This is a great time for Millennials to step up and use the leadership traits they excel in to provide excellent leadership for their organization or cause. Four areas in which Millennials have an advantage over their older co-workers are: technology, passion, collaboration, and social consciousness. Let’s explore each of these and how Millennials can use their strengths to excel in today’s workplace.
Millennials are known for their ability to use technology, and in this time of social distancing, being comfortable with technology is more important than ever. Whether it’s to use Zoom to get a group together, or one of the many social media platforms to spread the message, Millennials are more adept at these skills than older workers. Millennials have been using these technology platforms for years, so there is no learning curve. What may have been a criticism of a Millennial in the past for their time spent using their smartphone at work is now viewed as an asset as older workers ask for help navigating the digital workplace.

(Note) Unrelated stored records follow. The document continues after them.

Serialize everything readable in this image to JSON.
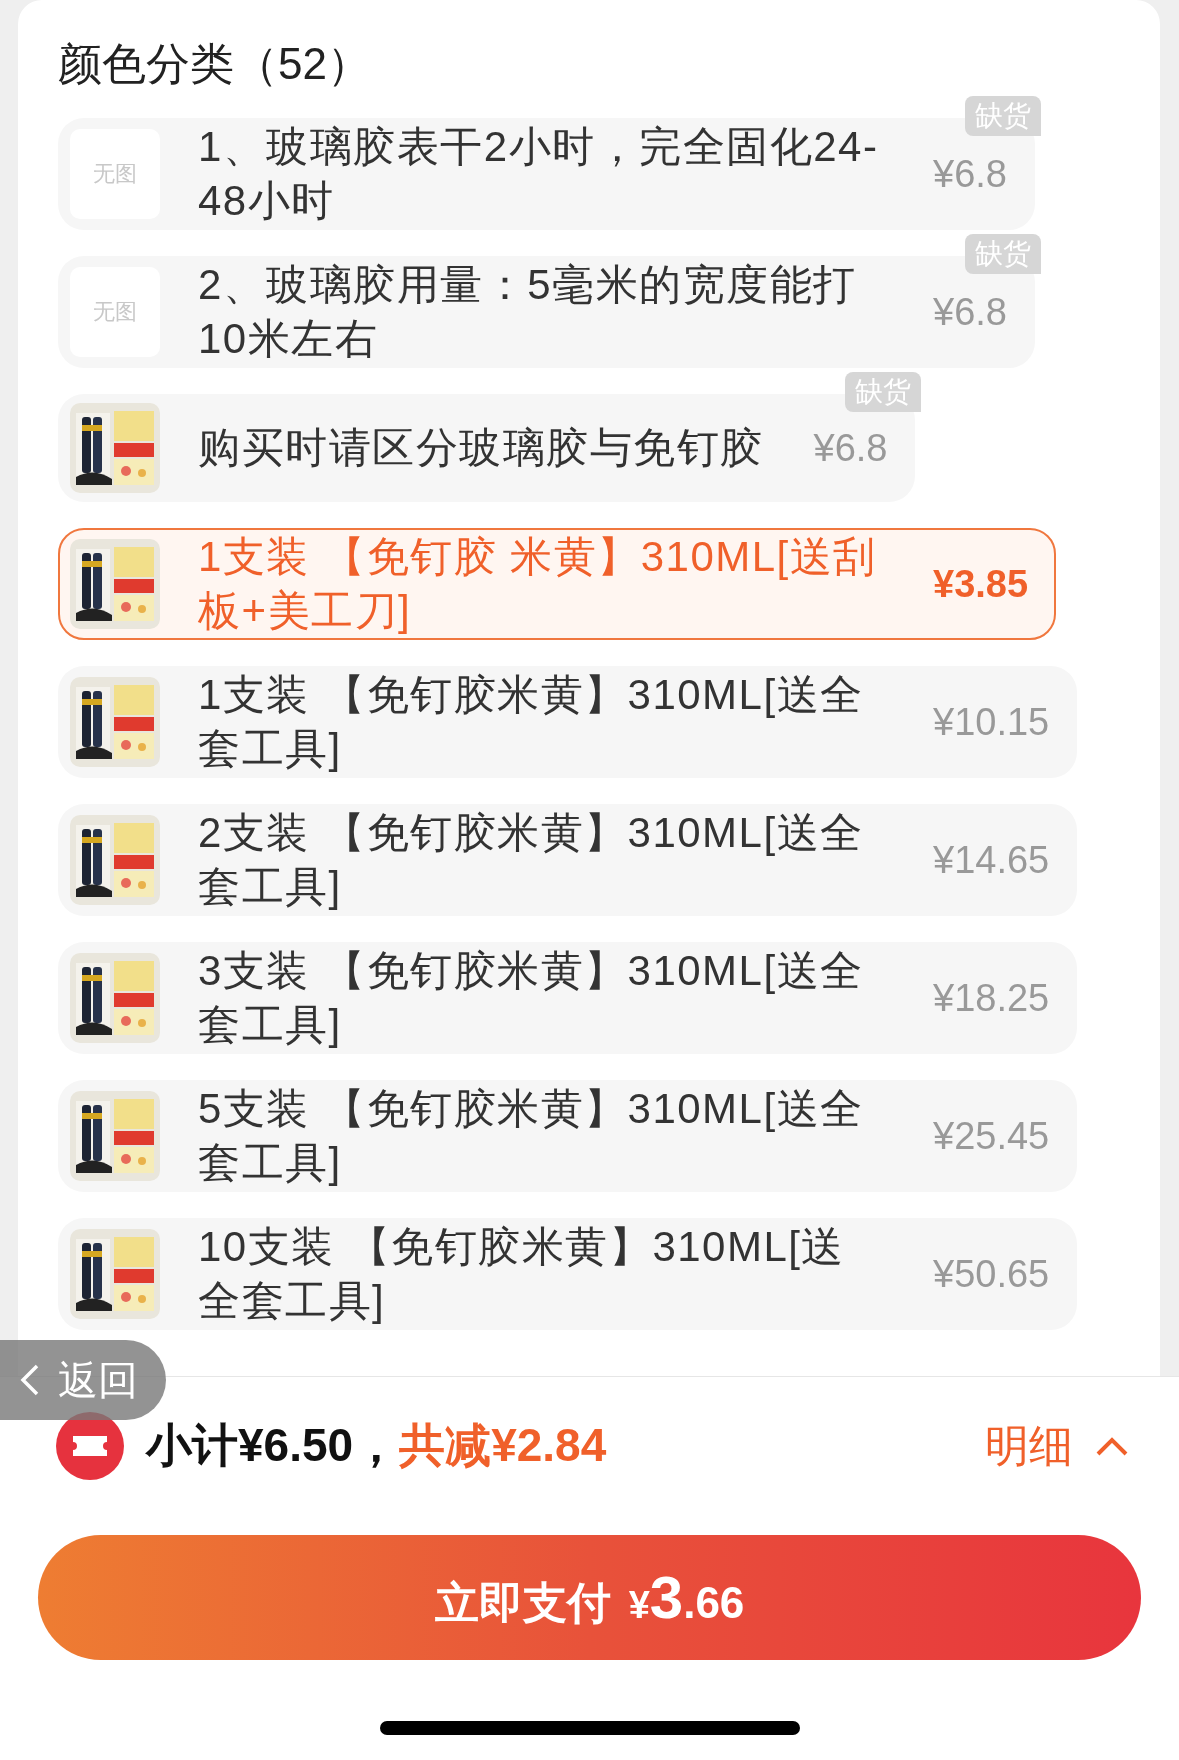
{
  "title": "颜色分类（52）",
  "options": [
    {
      "image": {
        "kind": "placeholder",
        "text": "无图"
      },
      "name": "1、玻璃胶表干2小时，完全固化24-48小时",
      "price": "¥6.8",
      "badge": "缺货",
      "selected": false
    },
    {
      "image": {
        "kind": "placeholder",
        "text": "无图"
      },
      "name": "2、玻璃胶用量：5毫米的宽度能打10米左右",
      "price": "¥6.8",
      "badge": "缺货",
      "selected": false
    },
    {
      "name": "购买时请区分玻璃胶与免钉胶",
      "price": "¥6.8",
      "badge": "缺货",
      "selected": false
    },
    {
      "name": "1支装 【免钉胶 米黄】310ML[送刮板+美工刀]",
      "price": "¥3.85",
      "selected": true
    },
    {
      "name": "1支装 【免钉胶米黄】310ML[送全套工具]",
      "price": "¥10.15",
      "selected": false
    },
    {
      "name": "2支装 【免钉胶米黄】310ML[送全套工具]",
      "price": "¥14.65",
      "selected": false
    },
    {
      "name": "3支装 【免钉胶米黄】310ML[送全套工具]",
      "price": "¥18.25",
      "selected": false
    },
    {
      "name": "5支装 【免钉胶米黄】310ML[送全套工具]",
      "price": "¥25.45",
      "selected": false
    },
    {
      "name": "10支装 【免钉胶米黄】310ML[送全套工具]",
      "price": "¥50.65",
      "selected": false
    }
  ],
  "back_button": {
    "label": "返回"
  },
  "summary": {
    "subtotal": "小计¥6.50，",
    "discount": "共减¥2.84",
    "details_link": "明细"
  },
  "pay_button": {
    "label": "立即支付",
    "currency": "¥",
    "amount_integer": "3",
    "amount_decimal": ".66"
  }
}
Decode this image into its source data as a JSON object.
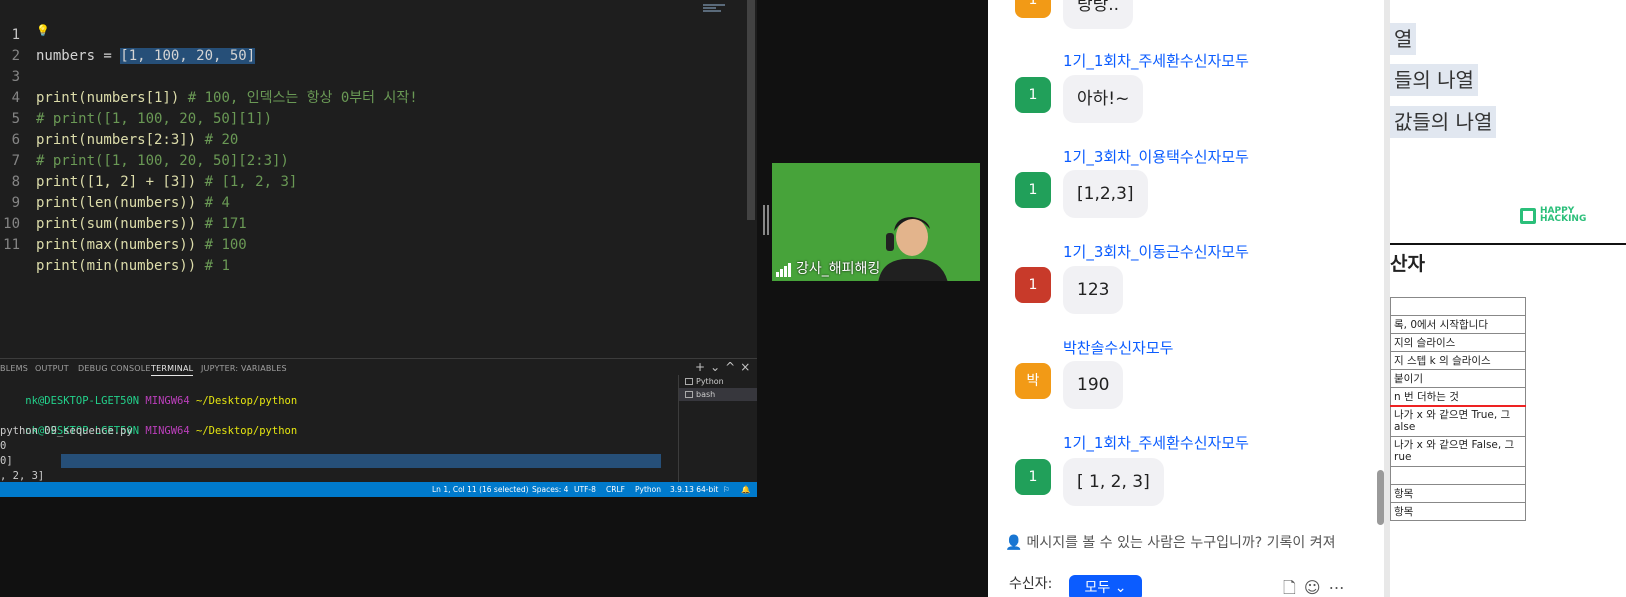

What can you do? It’s a great time to look for ways you can help others adapt to using technology if you are a Millennial, or ask a Millennial you work with to share their expertise if you aren’t.
Millennials frequently state that they only want to work on things they are passionate about. While that may in some ways be true for everyone, many Millennials take it to the level that they find a way to make it happen. When you are constrained in your ability to work the way you used to work, and are forced to find new ways to do things, you are much more likely to be creative and find ways to achieve your goals if you are doing something you are passionate about. Millennials are more likely to already be working at something they are passionate about, whether it’s their full-time job or their side hustle.
What can you do? Use this passion and creativity to find ways to grow during this time that aren’t “business as usual.”
Let’s not forget that Millennials have grown up in a world of collaboration, having been assigned to work in teams since they started school. While many of the older generations are feeling isolated by the pandemic, Millennials are finding creative ways to continue to collaborate with others because that’s what they do best. Their networks are well-established, and they are more comfortable asking for help from a friend or co-worker.
What can you do? Network with all age groups to keep in touch and help each other feel less isolated.
And last, but increasingly important, is the Millennial view of social consciousness. In this difficult time of the pandemic, almost everyone is seeing others around them with needs and looking for ways to help. This idea of social consciousness is a way of life for a Millennial, so once again, they are already tuned in to ways to help others in a crisis. Most of them have worked on projects for bettering their communities since they were in elementary school.
What can you do? This a natural opportunity for Millennials to take charge and lead the efforts in their organization to support the community.
These leadership traits that are natural to Millennials put them in a valuable position to lead the way during the challenging times of the pandemic. Millennials: Reflect on how this can be a time for you to use what you know how to do best. Not a Millennial? Take time to think about how these strengths can help your organization during these times and provide opportunities for Millennials to shine.
About the Author: Carolyn White Fore, PhD, is the author of Millennials Taking the Lead, and an adjunct professor teaching business and organizational behavior classes. She has many years of leadership experience in the workplace and likes to share her experience with others, especially by bringing visibility to Millennials as our future leaders. She lives in Atlanta and enjoys spending time with her family, teaching, and traveling. Learn more about her on her website.